When I was awake in the night, I thought about how hard it will be to find a way to adjust to what’s coming after we are all vaccinated and this virus has been at least managed if not overcome. I was thinking of occasions, how we will anticipate them, acknowledge them, celebrate them. I remember the virtual clinking of glasses as my family “met” for a glass of Christmas cheer, each in our house, children filling the screens of our phones, the delays in both speaking and hearing. The birthdays as we sang into the wires, the dark days at the end of January when we might have said to ourselves, Let’s go to Portugal.
And what is coming? We are hoping to see our children this summer. We will be our small village, a fire for the evenings, swims in early morning before the crowds arrive, talking late into the night while the stars fill the sky. Will I remember how it feels to hold a child on my lap, will the slight panic I feel now when I see someone approach me in a public place, before I recognize their eyes, their voice, will that panic disappear as I realize it’s an old friend? The other day, shopping, someone stopped me and for a minute I wanted to run away until I realized it was a woman I’ve known for more than 30 years. I knew it was you by your eyes, she said, but I didn’t recognize her until I heard her say her name. Say her name. Say yours, mine. We haven’t lost those. Not yet.
John’s had an invitation to launch the book of his poems recently translated into Czech. Where? In Ostrava, a city we loved when we visited in 2012. Will it be safe to travel in October, will a man with two new hips but a damaged foot step off the airplane to read his poems in English while the wonderful young man who translated them reads them in Czech, the languages balancing in the air like the windchimes the book is named for? Will we leave, will we return, will the borders graciously open, will I stop waking in the night in panic, sleep deeply again, set the table for 12. Or 18.
On Wednesday, late afternoon, I was walking around a corner of the upper deck to come in after planting out yet more tomatoes (and honestly, if you live near me, please take a few plants?), and I stopped to look west. Everything in bloom, the robins just resuming their beautiful chorus, begun at dawn, and the hummingbirds darting into the orchid cactii spilling out of their hanging pots. There is this. Still this.

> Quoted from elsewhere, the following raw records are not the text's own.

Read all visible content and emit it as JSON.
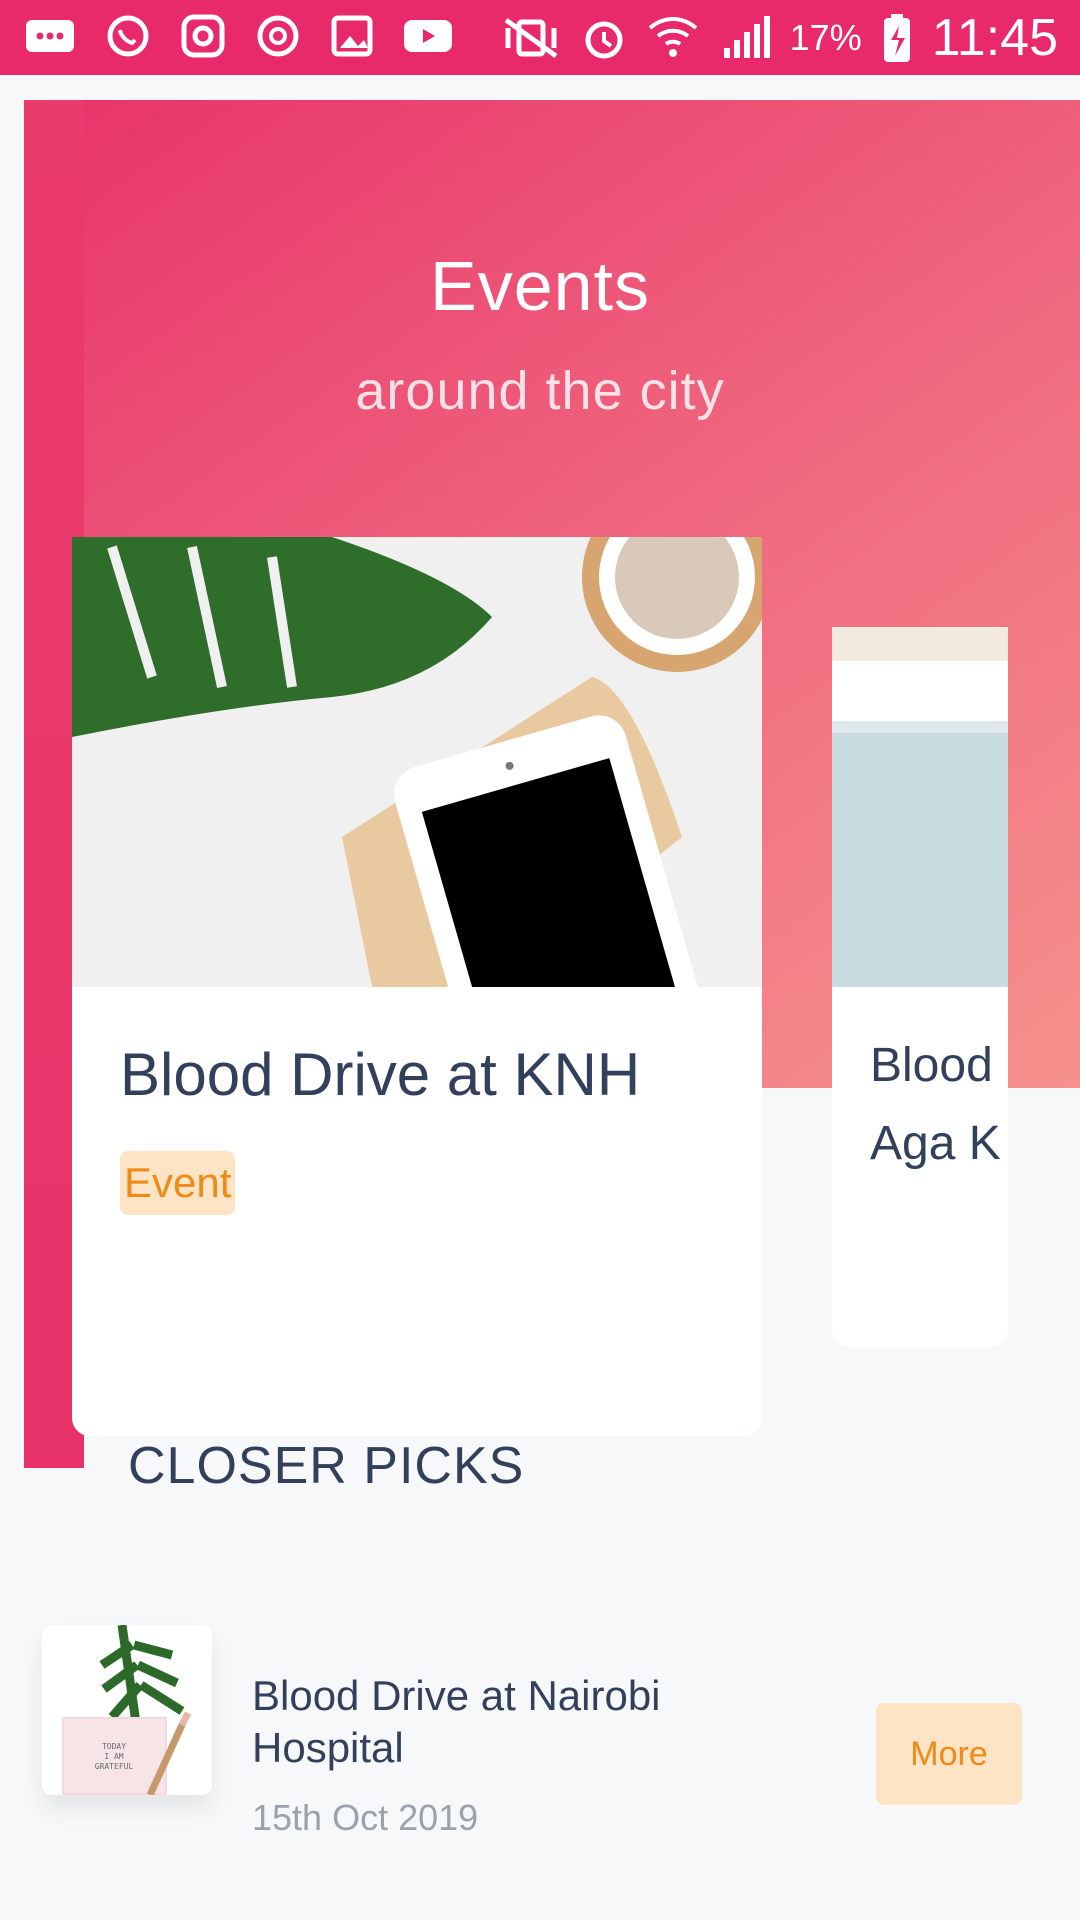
{
  "status_bar": {
    "battery_percent": "17%",
    "time": "11:45",
    "icons_left": [
      "messages-icon",
      "whatsapp-icon",
      "instagram-icon",
      "refresh-icon",
      "gallery-icon",
      "youtube-icon"
    ],
    "icons_right": [
      "vibrate-icon",
      "alarm-icon",
      "wifi-icon",
      "signal-icon",
      "battery-charging-icon"
    ]
  },
  "hero": {
    "title": "Events",
    "subtitle": "around the city"
  },
  "cards": [
    {
      "title": "Blood Drive at KNH",
      "badge": "Event"
    },
    {
      "title_line1": "Blood",
      "title_line2": "Aga K"
    }
  ],
  "section": {
    "title": "CLOSER PICKS"
  },
  "picks": [
    {
      "title": "Blood Drive at Nairobi Hospital",
      "date": "15th Oct 2019",
      "button": "More",
      "thumb_text": "TODAY I AM GRATEFUL"
    }
  ],
  "colors": {
    "accent_pink": "#e8296a",
    "text_primary": "#33405c",
    "badge_bg": "#fde4c5",
    "badge_text": "#f08a17"
  }
}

Here is the puffed world expansive
as the air come sidling, glancing
home to itself at a porch corner
thinly, briefly, just under the eaves.
–from “Wind Chime”, by John Pass